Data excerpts
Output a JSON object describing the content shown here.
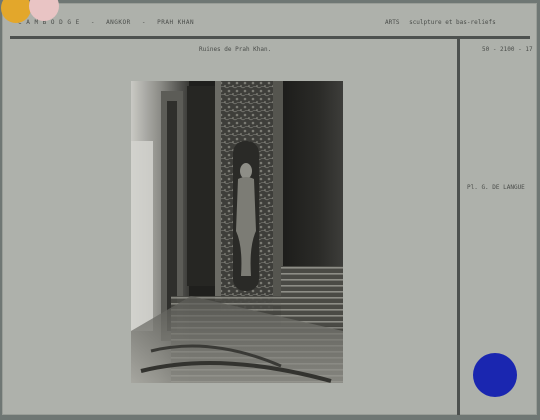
{
  "header": {
    "country": "C A M B O D G E",
    "site": "ANGKOR",
    "monument": "PRAH KHAN",
    "category_code": "ARTS",
    "category": "sculpture et bas-reliefs"
  },
  "caption": "Ruines de Prah Khan.",
  "reference": "50 - 2100 - 17",
  "credit": "Pl. G. DE LANGUE",
  "colors": {
    "background": "#6f7774",
    "card": "#aeb1ab",
    "rule": "#4d514f",
    "sticker_yellow": "#e3a72b",
    "sticker_pink": "#e9c4c4",
    "sticker_blue": "#1a26b0"
  }
}
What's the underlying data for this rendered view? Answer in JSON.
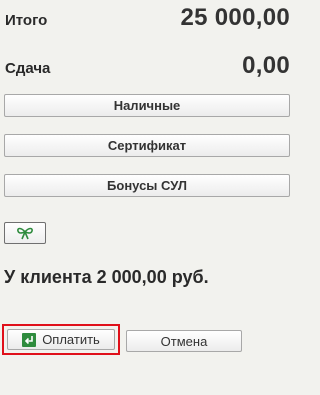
{
  "summary": {
    "total_label": "Итого",
    "total_value": "25 000,00",
    "change_label": "Сдача",
    "change_value": "0,00"
  },
  "payment_methods": [
    {
      "label": "Наличные"
    },
    {
      "label": "Сертификат"
    },
    {
      "label": "Бонусы СУЛ"
    }
  ],
  "gift_button": {
    "icon": "gift-bow-icon",
    "color": "#2e8b3d"
  },
  "client_message": "У клиента 2 000,00 руб.",
  "actions": {
    "pay_label": "Оплатить",
    "pay_icon": "enter-arrow-icon",
    "pay_highlight_color": "#e0101a",
    "cancel_label": "Отмена"
  }
}
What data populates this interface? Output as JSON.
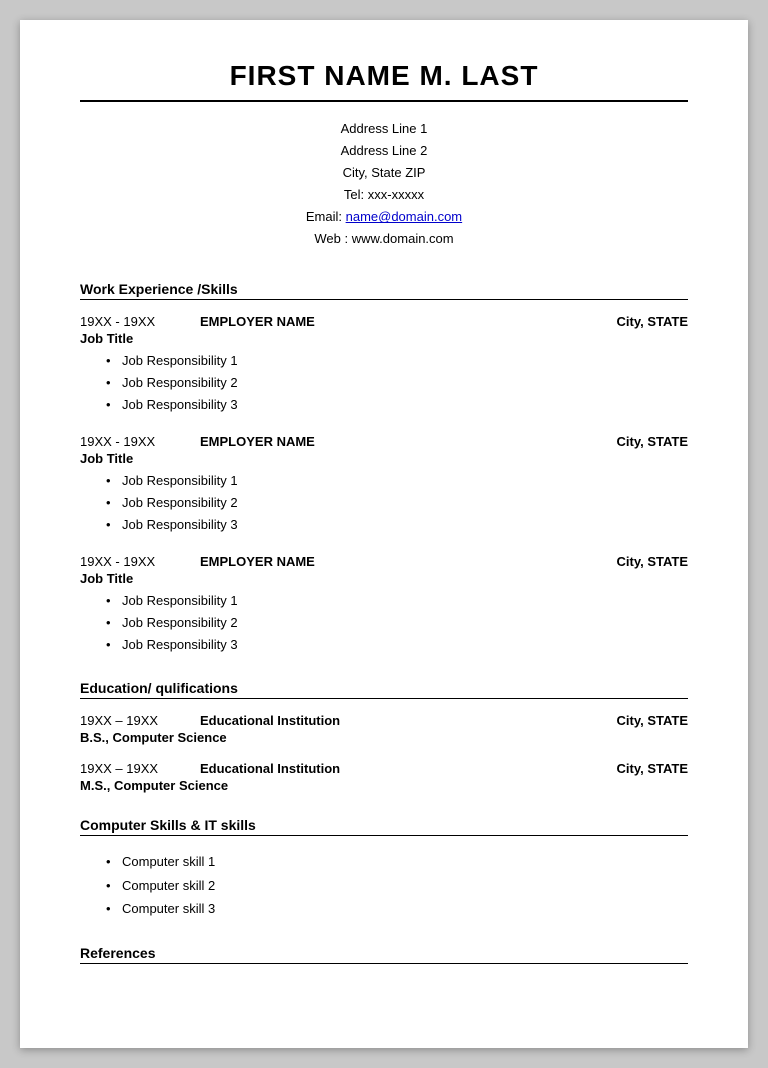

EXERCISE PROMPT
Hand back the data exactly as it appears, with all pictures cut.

EXERCISE OUTPUT
Output a JSON object describing the content shown here.
{
  "header": {
    "country": "C A M B O D G E",
    "site": "ANGKOR",
    "monument": "PRAH KHAN",
    "category_code": "ARTS",
    "category": "sculpture et bas-reliefs"
  },
  "caption": "Ruines de Prah Khan.",
  "reference": "50 - 2100 - 17",
  "credit": "Pl. G. DE LANGUE",
  "colors": {
    "background": "#6f7774",
    "card": "#aeb1ab",
    "rule": "#4d514f",
    "sticker_yellow": "#e3a72b",
    "sticker_pink": "#e9c4c4",
    "sticker_blue": "#1a26b0"
  }
}
What's the underlying data for this rendered view? Answer in JSON.
{
  "summary": {
    "total_label": "Итого",
    "total_value": "25 000,00",
    "change_label": "Сдача",
    "change_value": "0,00"
  },
  "payment_methods": [
    {
      "label": "Наличные"
    },
    {
      "label": "Сертификат"
    },
    {
      "label": "Бонусы СУЛ"
    }
  ],
  "gift_button": {
    "icon": "gift-bow-icon",
    "color": "#2e8b3d"
  },
  "client_message": "У клиента 2 000,00 руб.",
  "actions": {
    "pay_label": "Оплатить",
    "pay_icon": "enter-arrow-icon",
    "pay_highlight_color": "#e0101a",
    "cancel_label": "Отмена"
  }
}
What data populates this interface? Output as JSON.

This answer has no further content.